The study argues Labour Party tactics are symptomatic of the “juridification” of politics -

Keir Starmer’s efforts to be “Mr Rules” and his focus on calling for probes and inquiries reflects the growing “juridification” of politics, experts have said.

Though the Labour leader’s consistent calls for probes and inquiries into the conduct of government, often culminating in demands for resignations, could be seen as a mere tactic of opposition politics, the study argues that it is symptomatic of the “juridification” of politics – the ceding of the terrain of politics to the seemingly superior and separate domains of law and administration.

This marks the abandonment of values-based politics in favour of a reliance upon rules, norms, conventions and procedures to address substantive matters of public policy.

The study, by Dr Jamie Johnson, from the University of Leicester, Dr Owen Thomas, from the University of Exeter and Professor Victoria Basham, from Cardiff University, is published in the journal British Politics.

Dr Thomas said: “Through this rules-based, rather than values-based approach to politics, the task of government is reduced to the dual imperatives of maintaining standards of probity and competency in public office.
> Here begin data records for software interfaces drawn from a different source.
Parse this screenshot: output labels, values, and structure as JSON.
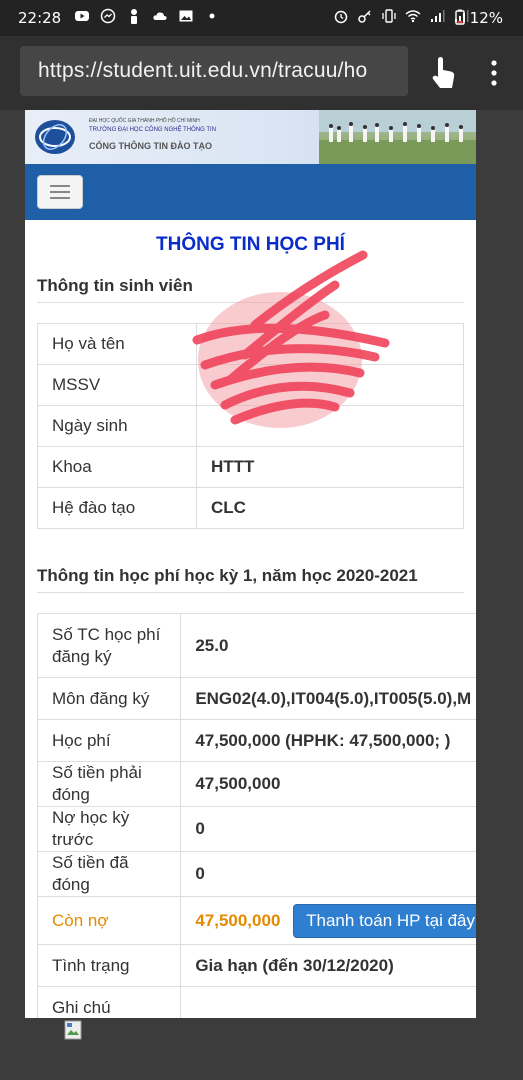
{
  "status_bar": {
    "time": "22:28",
    "battery": "12%"
  },
  "browser": {
    "url": "https://student.uit.edu.vn/tracuu/ho"
  },
  "banner": {
    "line1": "ĐẠI HỌC QUỐC GIA THÀNH PHỐ HỒ CHÍ MINH",
    "line2": "TRƯỜNG ĐẠI HỌC CÔNG NGHỆ THÔNG TIN",
    "line3": "CỔNG THÔNG TIN ĐÀO TẠO"
  },
  "page_title": "THÔNG TIN HỌC PHÍ",
  "student_info": {
    "title": "Thông tin sinh viên",
    "rows": [
      {
        "label": "Họ và tên",
        "value": ""
      },
      {
        "label": "MSSV",
        "value": ""
      },
      {
        "label": "Ngày sinh",
        "value": ""
      },
      {
        "label": "Khoa",
        "value": "HTTT"
      },
      {
        "label": "Hệ đào tạo",
        "value": "CLC"
      }
    ]
  },
  "tuition_info": {
    "title": "Thông tin học phí học kỳ 1, năm học 2020-2021",
    "rows": [
      {
        "label": "Số TC học phí đăng ký",
        "value": "25.0"
      },
      {
        "label": "Môn đăng ký",
        "value": "ENG02(4.0),IT004(5.0),IT005(5.0),M"
      },
      {
        "label": "Học phí",
        "value": "47,500,000 (HPHK: 47,500,000; )"
      },
      {
        "label": "Số tiền phải đóng",
        "value": "47,500,000"
      },
      {
        "label": "Nợ học kỳ trước",
        "value": "0"
      },
      {
        "label": "Số tiền đã đóng",
        "value": "0"
      },
      {
        "label": "Còn nợ",
        "value": "47,500,000",
        "button": "Thanh toán HP tại đây"
      },
      {
        "label": "Tình trạng",
        "value": "Gia hạn (đến 30/12/2020)"
      },
      {
        "label": "Ghi chú",
        "value": ""
      }
    ]
  },
  "colors": {
    "title_blue": "#0a2cc9",
    "navbar": "#1e5fa8",
    "owe_orange": "#e38a00",
    "pay_button": "#2f7fd0"
  }
}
Such an approach to politics tends to focus more on restoring established forms of conduct rather than seeking forms of political renewal or reimagination.
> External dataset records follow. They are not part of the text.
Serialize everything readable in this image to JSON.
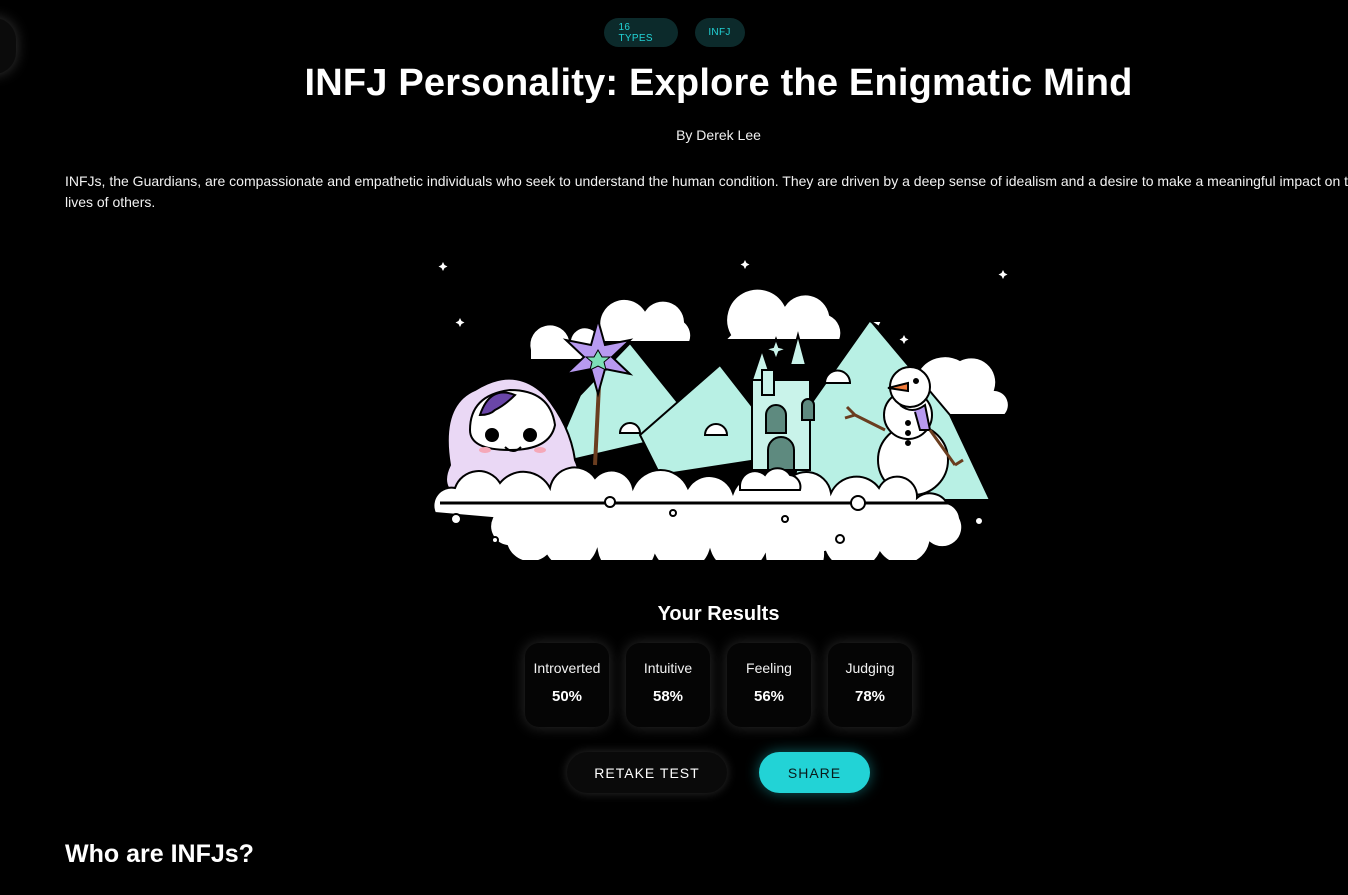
{
  "tags": [
    "16 TYPES",
    "INFJ"
  ],
  "article": {
    "title": "INFJ Personality: Explore the Enigmatic Mind",
    "byline": "By Derek Lee",
    "intro": "INFJs, the Guardians, are compassionate and empathetic individuals who seek to understand the human condition. They are driven by a deep sense of idealism and a desire to make a meaningful impact on the lives of others."
  },
  "results": {
    "title": "Your Results",
    "traits": [
      {
        "label": "Introverted",
        "value": "50%"
      },
      {
        "label": "Intuitive",
        "value": "58%"
      },
      {
        "label": "Feeling",
        "value": "56%"
      },
      {
        "label": "Judging",
        "value": "78%"
      }
    ]
  },
  "actions": {
    "retake": "RETAKE TEST",
    "share": "SHARE"
  },
  "section": {
    "heading": "Who are INFJs?"
  },
  "colors": {
    "accent": "#22d3d6",
    "tag_bg": "#0c2a2b",
    "background": "#000000",
    "mountain": "#b8f0e4",
    "wizard_robe": "#ead8f5",
    "wizard_star": "#b89af0"
  },
  "illustration": {
    "subject": "wizard character with star wand, ice castle, mountains and snowman on clouds"
  }
}
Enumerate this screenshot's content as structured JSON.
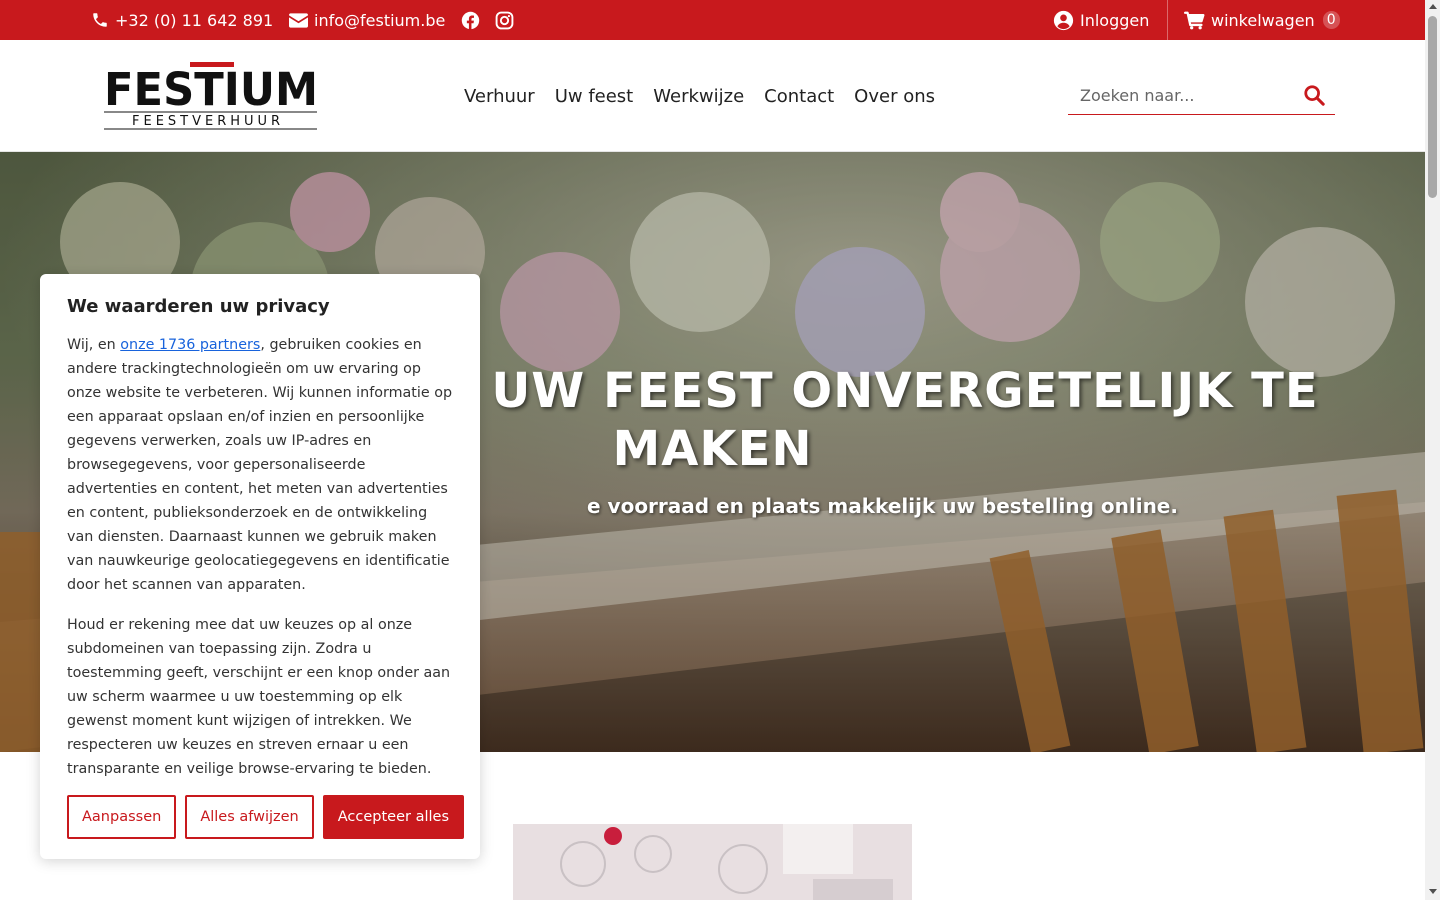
{
  "topbar": {
    "phone": "+32 (0) 11 642 891",
    "email": "info@festium.be",
    "login": "Inloggen",
    "cart_label": "winkelwagen",
    "cart_count": "0"
  },
  "logo": {
    "brand": "FESTIUM",
    "tagline": "FEESTVERHUUR"
  },
  "nav": {
    "items": [
      "Verhuur",
      "Uw feest",
      "Werkwijze",
      "Contact",
      "Over ons"
    ]
  },
  "search": {
    "placeholder": "Zoeken naar..."
  },
  "hero": {
    "title_line1": "UW FEEST ONVERGETELIJK TE",
    "title_line2": "MAKEN",
    "subtitle": "e voorraad en plaats makkelijk uw bestelling online."
  },
  "cookie": {
    "title": "We waarderen uw privacy",
    "p1_before": "Wij, en ",
    "p1_link": "onze 1736 partners",
    "p1_after": ", gebruiken cookies en andere trackingtechnologieën om uw ervaring op onze website te verbeteren. Wij kunnen informatie op een apparaat opslaan en/of inzien en persoonlijke gegevens verwerken, zoals uw IP-adres en browsegegevens, voor gepersonaliseerde advertenties en content, het meten van advertenties en content, publieksonderzoek en de ontwikkeling van diensten. Daarnaast kunnen we gebruik maken van nauwkeurige geolocatiegegevens en identificatie door het scannen van apparaten.",
    "p2": "Houd er rekening mee dat uw keuzes op al onze subdomeinen van toepassing zijn. Zodra u toestemming geeft, verschijnt er een knop onder aan uw scherm waarmee u uw toestemming op elk gewenst moment kunt wijzigen of intrekken. We respecteren uw keuzes en streven ernaar u een transparante en veilige browse-ervaring te bieden.",
    "btn_customize": "Aanpassen",
    "btn_reject": "Alles afwijzen",
    "btn_accept": "Accepteer alles"
  },
  "colors": {
    "brand_red": "#c8191d",
    "link_blue": "#1863dc"
  },
  "icons": [
    "phone-icon",
    "envelope-icon",
    "facebook-icon",
    "instagram-icon",
    "user-circle-icon",
    "cart-icon",
    "search-icon"
  ]
}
“As the contours of an incoming Labour government begin to emerge, it is unclear whether such an approach to politics can meaningfully respond to the series of reinforcing crises it will be tasked with tackling: from the climate emergency to the cost of living. The challenge for Labour is to make sense of a political moment in which problems arise as much from the following of established rules as their transgression.”

The study says a persistent feature of Labour’s opposition to policies such as immigration and asylum is that it appears more comfortable talking about efficacy than ethics, processes not principles.

At times, Labour is keen to appear as the reluctant inheritor and administrator of Conservative policy. At other times, however, Labour appears keen to emphasise elements of continuity as a sign of their seriousness, pragmatism, and readiness for government.

Professor Basham commented: “Our argument is that Starmer’s ‘forensic’ style, with its associated emphasis on probity and competency, should be read as a continuation of a global trend in the juridification of politics, that signifies a reliance on judicial and quasi-judicial means to address substantive ethical and political matters of public policy.

“It is an approach to politics which stands back and lets the law, the rule, the procedure decide. It is unpolitical in that it seeks to stand above the political sphere and to seek political outcomes by means other than politics. It does so through the conspicuous abandonment of the terrain of politics and the reification of the seemingly superior and separate spheres of law and administration.”

“This rise of juridification has not gone unnoticed. The Conservative government clearly understands that the most concerted and effective opposition to their policies in recent years has come through law, not politics. In response, Conservative rhetoric has been defined by attacks against the institutions that administer ‘the rules’: human rights lawyers, supreme court and European judges, civil servants, Treasury orthodoxy, and the so-called ‘left-wing economic establishment’.”

Dr Johnson said: “The juridification of politics extends well beyond Starmer’s Labour Party, capturing a broader trend within centre and centre-left politics in which progressive political outcomes are increasingly sought with recourse to the law. The juridification of politics is not simply to pursue good politics through good law, it is to reduce and equate good politics to good law.

“If politics is to be nothing more than ensuring adherence to the rules and policing their transgression, then what are we left with in an age in which the rules themselves appear to be the problem?”